Dataset records:
__________
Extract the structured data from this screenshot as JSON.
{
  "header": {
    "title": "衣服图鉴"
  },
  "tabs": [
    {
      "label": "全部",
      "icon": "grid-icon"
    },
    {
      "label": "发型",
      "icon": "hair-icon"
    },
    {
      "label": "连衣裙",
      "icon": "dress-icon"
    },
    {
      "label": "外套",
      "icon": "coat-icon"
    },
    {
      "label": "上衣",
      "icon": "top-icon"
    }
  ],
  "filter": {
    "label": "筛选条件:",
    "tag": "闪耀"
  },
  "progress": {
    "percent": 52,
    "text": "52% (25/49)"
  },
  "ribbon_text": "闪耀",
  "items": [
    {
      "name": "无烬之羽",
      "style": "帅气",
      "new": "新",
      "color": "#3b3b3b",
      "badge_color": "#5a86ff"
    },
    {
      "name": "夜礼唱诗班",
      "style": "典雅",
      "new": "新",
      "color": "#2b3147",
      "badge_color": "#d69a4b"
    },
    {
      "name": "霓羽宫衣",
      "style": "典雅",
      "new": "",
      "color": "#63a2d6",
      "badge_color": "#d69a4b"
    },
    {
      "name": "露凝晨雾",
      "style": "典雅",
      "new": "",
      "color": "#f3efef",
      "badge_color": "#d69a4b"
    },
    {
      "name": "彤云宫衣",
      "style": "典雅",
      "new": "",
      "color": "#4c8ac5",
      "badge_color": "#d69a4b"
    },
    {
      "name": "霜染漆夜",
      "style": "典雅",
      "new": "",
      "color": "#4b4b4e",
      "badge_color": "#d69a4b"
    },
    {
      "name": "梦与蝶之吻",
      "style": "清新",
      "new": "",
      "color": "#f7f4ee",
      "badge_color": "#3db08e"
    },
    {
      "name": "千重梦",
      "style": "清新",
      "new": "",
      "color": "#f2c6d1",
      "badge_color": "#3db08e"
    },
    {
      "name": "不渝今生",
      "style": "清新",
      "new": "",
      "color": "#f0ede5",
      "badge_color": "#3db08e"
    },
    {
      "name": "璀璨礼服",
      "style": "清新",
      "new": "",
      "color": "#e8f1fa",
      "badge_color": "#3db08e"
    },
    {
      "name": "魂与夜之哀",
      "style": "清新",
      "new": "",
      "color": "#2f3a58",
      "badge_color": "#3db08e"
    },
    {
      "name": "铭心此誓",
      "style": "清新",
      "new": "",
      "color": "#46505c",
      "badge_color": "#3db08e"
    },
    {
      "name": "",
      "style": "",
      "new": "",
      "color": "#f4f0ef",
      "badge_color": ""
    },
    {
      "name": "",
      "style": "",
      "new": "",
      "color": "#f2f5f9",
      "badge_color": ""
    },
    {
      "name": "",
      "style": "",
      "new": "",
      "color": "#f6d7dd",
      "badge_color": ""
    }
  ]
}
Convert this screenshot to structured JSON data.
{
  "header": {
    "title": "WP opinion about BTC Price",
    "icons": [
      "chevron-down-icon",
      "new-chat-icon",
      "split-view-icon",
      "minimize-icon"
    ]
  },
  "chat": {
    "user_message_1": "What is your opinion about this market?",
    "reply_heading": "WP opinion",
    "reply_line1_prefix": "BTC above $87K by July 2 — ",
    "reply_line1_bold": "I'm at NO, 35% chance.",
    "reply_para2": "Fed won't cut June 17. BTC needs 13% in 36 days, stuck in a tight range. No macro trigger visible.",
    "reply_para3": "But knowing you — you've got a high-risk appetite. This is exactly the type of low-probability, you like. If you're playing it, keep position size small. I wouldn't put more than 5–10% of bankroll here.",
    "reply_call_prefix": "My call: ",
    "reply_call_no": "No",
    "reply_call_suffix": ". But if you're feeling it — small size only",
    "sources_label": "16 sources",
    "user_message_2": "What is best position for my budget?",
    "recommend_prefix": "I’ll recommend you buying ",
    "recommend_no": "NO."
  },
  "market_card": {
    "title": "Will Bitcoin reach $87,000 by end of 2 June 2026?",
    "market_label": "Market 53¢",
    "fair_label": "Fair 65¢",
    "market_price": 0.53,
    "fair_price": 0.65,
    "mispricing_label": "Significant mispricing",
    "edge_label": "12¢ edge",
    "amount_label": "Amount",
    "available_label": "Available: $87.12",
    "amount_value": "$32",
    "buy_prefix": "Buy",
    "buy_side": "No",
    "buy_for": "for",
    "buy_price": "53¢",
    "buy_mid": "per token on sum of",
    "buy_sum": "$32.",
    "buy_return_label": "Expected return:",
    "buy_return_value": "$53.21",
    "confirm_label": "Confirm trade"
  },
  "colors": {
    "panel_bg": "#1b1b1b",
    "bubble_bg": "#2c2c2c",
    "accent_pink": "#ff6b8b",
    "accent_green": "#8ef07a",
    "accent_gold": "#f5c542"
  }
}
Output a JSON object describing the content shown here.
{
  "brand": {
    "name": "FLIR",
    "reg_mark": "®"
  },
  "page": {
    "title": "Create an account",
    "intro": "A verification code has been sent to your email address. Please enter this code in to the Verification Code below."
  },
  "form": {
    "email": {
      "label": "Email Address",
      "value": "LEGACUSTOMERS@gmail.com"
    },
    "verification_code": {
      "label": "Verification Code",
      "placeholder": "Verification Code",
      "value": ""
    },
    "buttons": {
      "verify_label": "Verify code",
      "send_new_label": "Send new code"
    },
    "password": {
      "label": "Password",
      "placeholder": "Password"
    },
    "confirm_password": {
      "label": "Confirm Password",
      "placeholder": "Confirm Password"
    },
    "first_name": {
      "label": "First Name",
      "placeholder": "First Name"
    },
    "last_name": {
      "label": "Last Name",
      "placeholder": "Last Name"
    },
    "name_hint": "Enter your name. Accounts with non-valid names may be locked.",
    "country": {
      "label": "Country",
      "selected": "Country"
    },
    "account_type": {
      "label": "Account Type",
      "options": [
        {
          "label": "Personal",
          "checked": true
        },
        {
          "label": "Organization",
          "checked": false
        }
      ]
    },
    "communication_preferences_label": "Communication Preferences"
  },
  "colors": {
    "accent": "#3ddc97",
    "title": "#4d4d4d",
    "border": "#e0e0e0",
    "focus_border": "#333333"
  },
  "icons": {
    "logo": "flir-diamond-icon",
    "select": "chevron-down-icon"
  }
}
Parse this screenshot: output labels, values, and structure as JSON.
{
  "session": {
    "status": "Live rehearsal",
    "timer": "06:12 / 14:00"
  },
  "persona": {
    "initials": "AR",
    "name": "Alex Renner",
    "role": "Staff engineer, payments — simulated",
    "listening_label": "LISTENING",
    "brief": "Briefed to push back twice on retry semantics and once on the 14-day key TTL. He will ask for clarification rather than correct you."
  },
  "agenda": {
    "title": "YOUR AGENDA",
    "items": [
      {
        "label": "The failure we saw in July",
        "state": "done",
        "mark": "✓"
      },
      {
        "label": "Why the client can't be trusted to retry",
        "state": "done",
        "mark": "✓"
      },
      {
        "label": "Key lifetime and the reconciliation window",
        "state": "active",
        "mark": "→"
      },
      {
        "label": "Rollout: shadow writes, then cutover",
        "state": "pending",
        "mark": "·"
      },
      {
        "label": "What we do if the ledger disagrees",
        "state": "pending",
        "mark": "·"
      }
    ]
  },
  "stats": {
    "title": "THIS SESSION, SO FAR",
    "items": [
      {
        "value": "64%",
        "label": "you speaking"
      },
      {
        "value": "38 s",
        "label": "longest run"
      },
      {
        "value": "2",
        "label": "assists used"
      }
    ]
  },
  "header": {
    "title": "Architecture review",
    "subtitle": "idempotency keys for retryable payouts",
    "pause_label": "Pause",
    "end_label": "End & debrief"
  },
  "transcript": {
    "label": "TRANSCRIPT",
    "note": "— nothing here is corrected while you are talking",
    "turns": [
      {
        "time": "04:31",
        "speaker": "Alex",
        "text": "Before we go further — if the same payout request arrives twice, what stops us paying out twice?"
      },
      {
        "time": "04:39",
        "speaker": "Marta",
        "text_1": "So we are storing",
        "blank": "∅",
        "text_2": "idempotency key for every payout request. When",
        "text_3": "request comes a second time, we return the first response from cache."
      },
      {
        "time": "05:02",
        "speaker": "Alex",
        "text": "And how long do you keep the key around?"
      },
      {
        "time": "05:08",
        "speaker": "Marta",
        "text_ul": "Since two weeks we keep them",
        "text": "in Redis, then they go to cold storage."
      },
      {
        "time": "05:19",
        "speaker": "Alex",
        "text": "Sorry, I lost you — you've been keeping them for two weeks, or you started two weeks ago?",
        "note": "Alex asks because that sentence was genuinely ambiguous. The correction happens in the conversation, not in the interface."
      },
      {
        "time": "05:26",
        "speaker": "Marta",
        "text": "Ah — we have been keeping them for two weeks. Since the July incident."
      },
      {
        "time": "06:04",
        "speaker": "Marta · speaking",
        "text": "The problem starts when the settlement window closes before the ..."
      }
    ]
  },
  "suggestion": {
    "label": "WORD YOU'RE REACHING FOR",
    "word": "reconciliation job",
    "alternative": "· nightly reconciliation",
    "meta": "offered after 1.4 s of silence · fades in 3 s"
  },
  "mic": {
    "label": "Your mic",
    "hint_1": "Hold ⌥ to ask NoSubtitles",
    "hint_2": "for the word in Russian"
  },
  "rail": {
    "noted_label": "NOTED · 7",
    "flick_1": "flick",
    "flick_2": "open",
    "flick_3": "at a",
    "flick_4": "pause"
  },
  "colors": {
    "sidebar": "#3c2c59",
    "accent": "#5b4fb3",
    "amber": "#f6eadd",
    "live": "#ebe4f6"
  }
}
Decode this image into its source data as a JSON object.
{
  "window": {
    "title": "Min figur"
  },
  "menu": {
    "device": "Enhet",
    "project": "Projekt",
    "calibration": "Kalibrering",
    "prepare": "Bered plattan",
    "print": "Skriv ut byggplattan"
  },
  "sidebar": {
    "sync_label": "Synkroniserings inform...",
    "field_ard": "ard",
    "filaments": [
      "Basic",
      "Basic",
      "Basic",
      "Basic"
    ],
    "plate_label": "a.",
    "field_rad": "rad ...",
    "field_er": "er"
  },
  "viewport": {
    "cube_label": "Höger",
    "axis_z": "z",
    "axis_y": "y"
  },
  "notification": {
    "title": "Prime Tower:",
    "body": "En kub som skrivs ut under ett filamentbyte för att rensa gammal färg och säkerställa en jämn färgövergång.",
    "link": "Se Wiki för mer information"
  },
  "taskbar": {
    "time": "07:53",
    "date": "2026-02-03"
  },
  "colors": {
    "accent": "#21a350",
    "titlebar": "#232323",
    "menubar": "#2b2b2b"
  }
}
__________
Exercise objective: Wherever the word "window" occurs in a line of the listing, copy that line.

Answer to the problem:
        "label": "Key lifetime and the reconciliation window",
        "text": "The problem starts when the settlement window closes before the ..."
  "window": {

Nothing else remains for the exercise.